Economic data keep reinforcing the picture of an economy that has bounced meaningfully from its spring lows but is still fragile. The expiration of enhanced unemployment benefits at the end of July and the removal of other fiscal support measures by Congress, combined with the breakdown in relief talks, have people understandably concerned about a growth slump over the next month.

But underappreciated is the improvement in the pandemic situation in southern states that were hot spots just a month ago. This, along with consumers in those states normalizing their behavior again, is already showing up in the economic data and could be a potent offset to reduced fiscal support from the government in the weeks ahead.

It's easy to have missed the turnaround in southern hot spots because of how quickly the virus trajectory can change. As states began reopening their economies in late spring, Arizona was one of the earliest states to experience rapid virus growth. The seven-day average of cases in the state increased from around 500 per day at the beginning of June to a peak of 3,700 a day on July 7. Cases also spiked in other southern states such as Texas, Florida, and Georgia, with governors reversing some of their reopening measures and urging the public to wear masks as hospitals filled.

By mid-July cases had begun falling in Arizona and had either stopped growing or began falling in other southern states. Sensibly, health officials and the public at large took nothing for granted, with hospitals near their breaking points and concern that any reprieve could be temporary. But by now the improvement at least in Arizona is notable, with the seven-day average of cases down 75% from its peak. Other states have seen more modest improvement.
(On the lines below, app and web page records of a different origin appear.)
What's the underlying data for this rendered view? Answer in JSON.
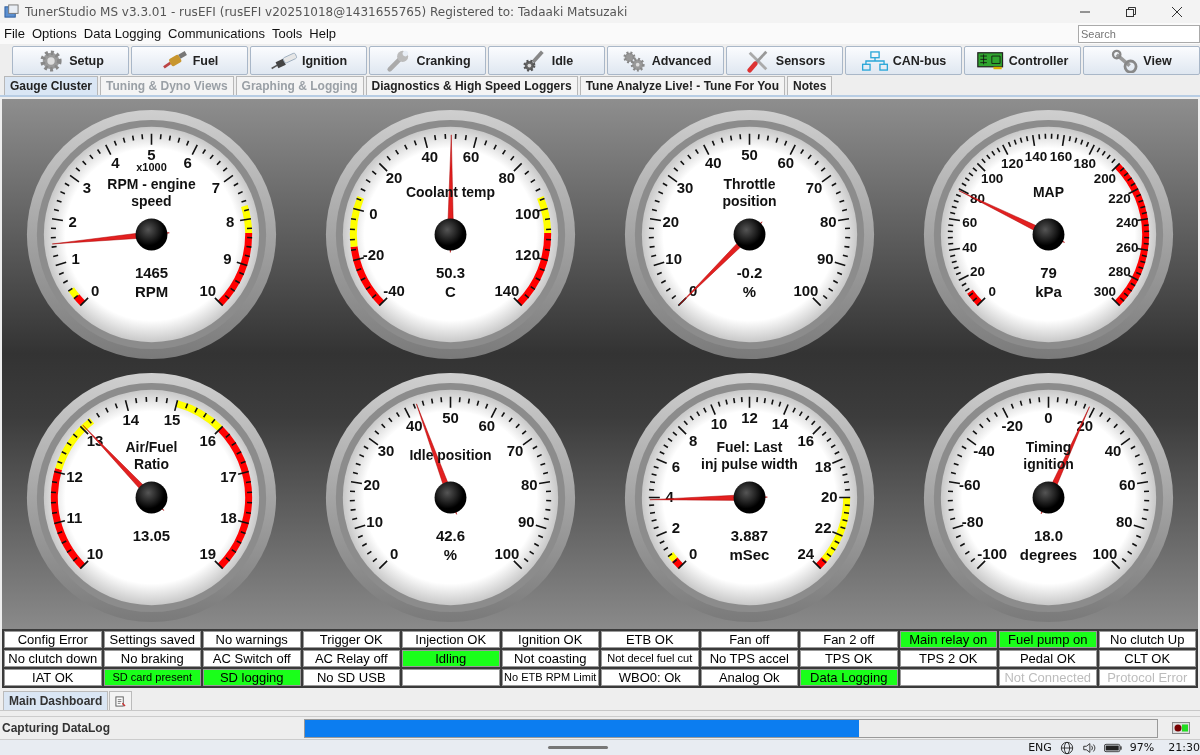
{
  "window": {
    "title": "TunerStudio MS v3.3.01 - rusEFI (rusEFI v20251018@1431655765) Registered to: Tadaaki Matsuzaki"
  },
  "menu": [
    "File",
    "Options",
    "Data Logging",
    "Communications",
    "Tools",
    "Help"
  ],
  "search": {
    "placeholder": "Search"
  },
  "toolbar": [
    {
      "label": "Setup",
      "kind": "gear"
    },
    {
      "label": "Fuel",
      "kind": "injector"
    },
    {
      "label": "Ignition",
      "kind": "sparkplug"
    },
    {
      "label": "Cranking",
      "kind": "wrench"
    },
    {
      "label": "Idle",
      "kind": "wrenchgear"
    },
    {
      "label": "Advanced",
      "kind": "gears"
    },
    {
      "label": "Sensors",
      "kind": "tools"
    },
    {
      "label": "CAN-bus",
      "kind": "network"
    },
    {
      "label": "Controller",
      "kind": "board"
    },
    {
      "label": "View",
      "kind": "conrod"
    }
  ],
  "tabs": [
    {
      "label": "Gauge Cluster",
      "selected": true,
      "disabled": false
    },
    {
      "label": "Tuning & Dyno Views",
      "selected": false,
      "disabled": true
    },
    {
      "label": "Graphing & Logging",
      "selected": false,
      "disabled": true
    },
    {
      "label": "Diagnostics & High Speed Loggers",
      "selected": false,
      "disabled": false
    },
    {
      "label": "Tune Analyze Live! - Tune For You",
      "selected": false,
      "disabled": false
    },
    {
      "label": "Notes",
      "selected": false,
      "disabled": false
    }
  ],
  "gauges": [
    {
      "subtitle": "x1000",
      "lines": [
        "RPM - engine",
        "speed"
      ],
      "value": "1465",
      "unit": "RPM",
      "scale": [
        "0",
        "1",
        "2",
        "3",
        "4",
        "5",
        "6",
        "7",
        "8",
        "9",
        "10"
      ]
    },
    {
      "lines": [
        "Coolant temp"
      ],
      "value": "50.3",
      "unit": "C",
      "scale": [
        "-40",
        "-20",
        "0",
        "20",
        "40",
        "60",
        "80",
        "100",
        "120",
        "140"
      ]
    },
    {
      "lines": [
        "Throttle",
        "position"
      ],
      "value": "-0.2",
      "unit": "%",
      "scale": [
        "0",
        "10",
        "20",
        "30",
        "40",
        "50",
        "60",
        "70",
        "80",
        "90",
        "100"
      ]
    },
    {
      "lines": [
        "MAP"
      ],
      "value": "79",
      "unit": "kPa",
      "scale": [
        "0",
        "20",
        "40",
        "60",
        "80",
        "100",
        "120",
        "140",
        "160",
        "180",
        "200",
        "220",
        "240",
        "260",
        "280",
        "300"
      ]
    },
    {
      "lines": [
        "Air/Fuel",
        "Ratio"
      ],
      "value": "13.05",
      "scale": [
        "10",
        "11",
        "12",
        "13",
        "14",
        "15",
        "16",
        "17",
        "18",
        "19"
      ]
    },
    {
      "lines": [
        "Idle position"
      ],
      "value": "42.6",
      "unit": "%",
      "scale": [
        "0",
        "10",
        "20",
        "30",
        "40",
        "50",
        "60",
        "70",
        "80",
        "90",
        "100"
      ]
    },
    {
      "lines": [
        "Fuel: Last",
        "inj pulse width"
      ],
      "value": "3.887",
      "unit": "mSec",
      "scale": [
        "0",
        "2",
        "4",
        "6",
        "8",
        "10",
        "12",
        "14",
        "16",
        "18",
        "20",
        "22",
        "24"
      ]
    },
    {
      "lines": [
        "Timing",
        "ignition"
      ],
      "value": "18.0",
      "unit": "degrees",
      "scale": [
        "-100",
        "-80",
        "-60",
        "-40",
        "-20",
        "0",
        "20",
        "40",
        "60",
        "80",
        "100"
      ]
    }
  ],
  "indicators": [
    {
      "cells": [
        {
          "text": "Config Error",
          "on": false,
          "disabled": false
        },
        {
          "text": "Settings saved",
          "on": false,
          "disabled": false
        },
        {
          "text": "No warnings",
          "on": false,
          "disabled": false
        },
        {
          "text": "Trigger OK",
          "on": false,
          "disabled": false
        },
        {
          "text": "Injection OK",
          "on": false,
          "disabled": false
        },
        {
          "text": "Ignition OK",
          "on": false,
          "disabled": false
        },
        {
          "text": "ETB OK",
          "on": false,
          "disabled": false
        },
        {
          "text": "Fan off",
          "on": false,
          "disabled": false
        },
        {
          "text": "Fan 2 off",
          "on": false,
          "disabled": false
        },
        {
          "text": "Main relay on",
          "on": true,
          "disabled": false
        },
        {
          "text": "Fuel pump on",
          "on": true,
          "disabled": false
        },
        {
          "text": "No clutch Up",
          "on": false,
          "disabled": false
        }
      ]
    },
    {
      "cells": [
        {
          "text": "No clutch down",
          "on": false,
          "disabled": false
        },
        {
          "text": "No braking",
          "on": false,
          "disabled": false
        },
        {
          "text": "AC Switch off",
          "on": false,
          "disabled": false
        },
        {
          "text": "AC Relay off",
          "on": false,
          "disabled": false
        },
        {
          "text": "Idling",
          "on": true,
          "disabled": false
        },
        {
          "text": "Not coasting",
          "on": false,
          "disabled": false
        },
        {
          "text": "Not decel fuel cut",
          "on": false,
          "disabled": false
        },
        {
          "text": "No TPS accel",
          "on": false,
          "disabled": false
        },
        {
          "text": "TPS OK",
          "on": false,
          "disabled": false
        },
        {
          "text": "TPS 2 OK",
          "on": false,
          "disabled": false
        },
        {
          "text": "Pedal OK",
          "on": false,
          "disabled": false
        },
        {
          "text": "CLT OK",
          "on": false,
          "disabled": false
        }
      ]
    },
    {
      "cells": [
        {
          "text": "IAT OK",
          "on": false,
          "disabled": false
        },
        {
          "text": "SD card present",
          "on": true,
          "disabled": false
        },
        {
          "text": "SD logging",
          "on": true,
          "disabled": false
        },
        {
          "text": "No SD USB",
          "on": false,
          "disabled": false
        },
        {
          "on": false
        },
        {
          "text": "No ETB RPM Limit",
          "on": false,
          "disabled": false
        },
        {
          "text": "WBO0: Ok",
          "on": false,
          "disabled": false
        },
        {
          "text": "Analog Ok",
          "on": false,
          "disabled": false
        },
        {
          "text": "Data Logging",
          "on": true,
          "disabled": false
        },
        {
          "on": false
        },
        {
          "text": "Not Connected",
          "on": false,
          "disabled": true
        },
        {
          "text": "Protocol Error",
          "on": false,
          "disabled": true
        }
      ]
    }
  ],
  "dashboard_tabs": [
    {
      "label": "Main Dashboard",
      "kind": "text",
      "selected": true
    },
    {
      "kind": "icon",
      "selected": false
    }
  ],
  "status_bar": {
    "message": "Capturing DataLog",
    "level": 0.65
  },
  "taskbar": {
    "language": "ENG",
    "battery": "97%",
    "time": "21:30"
  }
}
While a slower virus spread hasn’t swayed more cautious states in the Northeast from focusing on suppression efforts, observed behavior in southern states suggests it’s leading consumers to normalize their behavior again. Data from OpenTable in Arizona shows dining activity is increasing again and is back near its highs of early June. There's been a similar uptick over the past few weeks in Texas, Georgia, and Florida.

Air travel data from the TSA shows steady improvement as well after a stall in July. Between the July Fourth holiday and the end of July, air traffic was largely flat, as the spread of the virus and new quarantine measures in northeastern states put a damper on travel. But over the past three weeks U.S. passenger traffic is up by about 10% to a new pandemic-era high.

Also supporting the growth outlook is the fact that, even without fiscal support from the government, Americans’ personal saving rate remains elevated at 19% of disposable income, compared to a pre-Covid average of 7% to 8%. While this scenario wouldn't be great for household balance sheets, consumers might keep up their spending levels by drawing down savings.

This renewed economic momentum could be why we saw a sizable drop in initial jobless claims over the past two weeks after a stall in July. The economic pullback some expected to follow a second wave of the virus arguably happened. But in the aggregate it ended up being more of a stall, with housing and some other areas of the economy growing, while dining and some in-person activities pulled back a bit.

It's possible southern-state consumers are normalizing too quickly, leading to a resurgence of the virus over the next few weeks. It's also possible consumers are being more cautious now than they were in June, wearing masks and washing their hands more often. Along with the fact that 20% or more of the population in these states have already contracted the virus and thus may be immune, this could limit the scope of a third wave.

The conventional wisdom since March has been that the virus must be under control before the economy can normalize. We've seen evidence of that throughout the reopening process, as case spikes have led to reduced economic activity and vice versa.

But “under control” means different things to different people and different states. At the moment, the virus is more under control in southern states than it was a month ago, and economic activity in these states appears to be reaccelerating. That dynamic should help support the national economy over the next month, even if Congress can't get to a deal.

This article was provided by Bloomberg News.